Types of surgery to treat arthritis
A doctor can help you decide if surgery is a good option for relieving your arthritis symptoms.
Some people with arthritis need surgery to relieve symptoms such as joint pain and difficulty moving.
Here are some surgeries used to treat arthritis, according to the Arthritis Foundation and the American Academy of Orthopaedic Surgeons (AAOS).
Arthrodesis, or fusion, involves fusing together the two bones that form a joint. When the bones are joined together in this way, they lose their flexibility. But fused joints can bear weight better, are more stable and are no longer painful.
Arthrodesis is most often performed on the ankles, wrists, fingers and thumbs.
Arthroscopy involves repairing the joint through small cuts in the skin. The surgeon uses an arthroscope (a thin tube with a light at the end) to view the inside of the damaged joint.
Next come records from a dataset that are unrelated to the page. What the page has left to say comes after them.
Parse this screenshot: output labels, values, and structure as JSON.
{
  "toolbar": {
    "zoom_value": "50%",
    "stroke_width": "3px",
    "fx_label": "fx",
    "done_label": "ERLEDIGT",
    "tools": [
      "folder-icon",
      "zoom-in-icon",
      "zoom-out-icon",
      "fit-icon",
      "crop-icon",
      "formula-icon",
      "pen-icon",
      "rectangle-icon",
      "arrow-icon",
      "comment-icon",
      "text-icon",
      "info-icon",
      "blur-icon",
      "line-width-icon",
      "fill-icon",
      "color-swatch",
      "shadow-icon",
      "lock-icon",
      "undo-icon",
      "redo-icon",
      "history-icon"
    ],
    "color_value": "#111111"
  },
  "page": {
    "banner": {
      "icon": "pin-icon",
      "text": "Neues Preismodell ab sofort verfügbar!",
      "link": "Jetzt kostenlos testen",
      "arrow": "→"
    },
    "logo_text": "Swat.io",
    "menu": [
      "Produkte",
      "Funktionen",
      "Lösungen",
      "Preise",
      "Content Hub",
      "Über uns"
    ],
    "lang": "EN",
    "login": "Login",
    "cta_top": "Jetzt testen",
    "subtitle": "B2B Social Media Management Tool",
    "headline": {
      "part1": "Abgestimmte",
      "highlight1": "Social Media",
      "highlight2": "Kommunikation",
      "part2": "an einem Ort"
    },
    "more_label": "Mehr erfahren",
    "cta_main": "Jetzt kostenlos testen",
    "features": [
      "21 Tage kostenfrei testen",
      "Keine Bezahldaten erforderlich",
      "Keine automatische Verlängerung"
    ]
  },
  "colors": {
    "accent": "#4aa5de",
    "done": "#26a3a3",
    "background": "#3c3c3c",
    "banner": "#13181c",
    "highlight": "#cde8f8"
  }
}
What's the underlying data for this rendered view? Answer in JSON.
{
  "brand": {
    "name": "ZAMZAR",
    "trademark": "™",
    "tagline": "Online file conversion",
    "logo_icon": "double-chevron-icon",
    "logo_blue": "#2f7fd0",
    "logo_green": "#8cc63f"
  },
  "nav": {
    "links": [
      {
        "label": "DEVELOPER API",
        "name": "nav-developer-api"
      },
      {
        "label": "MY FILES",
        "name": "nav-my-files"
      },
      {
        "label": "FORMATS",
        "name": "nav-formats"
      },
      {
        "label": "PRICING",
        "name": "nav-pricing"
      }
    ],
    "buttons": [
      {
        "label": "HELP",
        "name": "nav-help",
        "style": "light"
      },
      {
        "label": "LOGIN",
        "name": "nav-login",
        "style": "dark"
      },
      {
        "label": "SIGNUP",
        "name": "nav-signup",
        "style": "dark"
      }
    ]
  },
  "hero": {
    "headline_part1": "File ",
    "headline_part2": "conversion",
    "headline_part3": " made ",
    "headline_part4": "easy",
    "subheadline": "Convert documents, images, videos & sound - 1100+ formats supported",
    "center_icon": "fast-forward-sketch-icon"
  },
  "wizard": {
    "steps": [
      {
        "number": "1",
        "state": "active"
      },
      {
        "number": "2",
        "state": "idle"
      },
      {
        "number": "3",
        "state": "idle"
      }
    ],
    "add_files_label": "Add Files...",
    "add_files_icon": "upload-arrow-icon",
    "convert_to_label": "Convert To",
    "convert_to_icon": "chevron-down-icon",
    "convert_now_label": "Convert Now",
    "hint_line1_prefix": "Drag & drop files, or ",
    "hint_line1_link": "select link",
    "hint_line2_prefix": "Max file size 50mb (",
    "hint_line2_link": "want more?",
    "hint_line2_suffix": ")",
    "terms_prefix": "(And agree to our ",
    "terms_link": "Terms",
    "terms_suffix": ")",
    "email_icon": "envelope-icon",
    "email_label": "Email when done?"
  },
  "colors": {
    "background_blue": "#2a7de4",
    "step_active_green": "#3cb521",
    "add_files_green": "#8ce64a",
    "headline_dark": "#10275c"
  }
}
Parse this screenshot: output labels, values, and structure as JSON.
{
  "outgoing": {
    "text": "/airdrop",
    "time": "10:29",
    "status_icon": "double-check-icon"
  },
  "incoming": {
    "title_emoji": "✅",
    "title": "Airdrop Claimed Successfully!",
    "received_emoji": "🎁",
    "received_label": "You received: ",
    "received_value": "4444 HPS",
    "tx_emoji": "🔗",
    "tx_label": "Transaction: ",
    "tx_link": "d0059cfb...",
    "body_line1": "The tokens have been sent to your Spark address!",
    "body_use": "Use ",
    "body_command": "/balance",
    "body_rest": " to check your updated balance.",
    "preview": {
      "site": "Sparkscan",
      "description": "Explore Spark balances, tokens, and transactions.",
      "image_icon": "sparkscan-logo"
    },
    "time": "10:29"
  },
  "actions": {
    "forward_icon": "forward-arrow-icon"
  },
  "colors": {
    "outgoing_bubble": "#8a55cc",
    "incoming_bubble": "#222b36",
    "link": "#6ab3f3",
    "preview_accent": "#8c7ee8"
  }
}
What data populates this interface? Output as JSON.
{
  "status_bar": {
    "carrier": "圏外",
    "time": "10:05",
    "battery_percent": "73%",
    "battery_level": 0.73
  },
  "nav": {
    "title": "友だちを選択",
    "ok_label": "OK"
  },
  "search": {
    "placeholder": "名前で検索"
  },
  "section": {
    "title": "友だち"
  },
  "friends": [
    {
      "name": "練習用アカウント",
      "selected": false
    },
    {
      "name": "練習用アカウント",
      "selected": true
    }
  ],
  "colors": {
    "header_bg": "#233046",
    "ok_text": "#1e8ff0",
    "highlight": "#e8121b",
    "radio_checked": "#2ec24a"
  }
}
Then, using tiny instruments, the surgeon can correct what may be causing the joint pain by trimming damaged cartilage, repairing torn cartilage, or removing loose particles or debris from the joint.
Arthroscopy is usually used to treat knees, hips and shoulders.
Joint replacement involves replacing the damaged bone or tissue with an artificial joint. The new joint may be metal, ceramic and/or plastic. Depending on the problem, the entire joint—or just a part of it—may be replaced.
Joint replacement surgery has been used for many years with excellent results, especially for knees and hips, according to the Arthritis Foundation. Other joints can also be replaced, including shoulders, elbows and knuckles.
Over time, the artificial joint can loosen or wear out, so another surgery may be required. But new joints typically last 15 years or longer.
Osteotomy involves cutting and reshaping or repositioning bones to improve their alignment.
Often used on knee joints, this surgery can help shift weight-bearing stress from a damaged section of the joint to a healthier section. It can delay the need for a joint replacement by 10 to 15 years.
Synovectomy involves removing the diseased lining of the joint—the synovium—to help relieve pain and swelling. Depending on the size of the joint, the surgery can be done either through a standard incision (open surgery) or through one or more smaller incisions with tiny instruments.
Synovectomy can be used to help treat rheumatoid arthritis and can help prevent or slow down destruction of the joints. But the synovium tends to grow back over several years and can cause repeated problems, the Arthritis Foundation says.
Your doctor can help you decide if surgery might help you and, if so, what type of surgery would be best.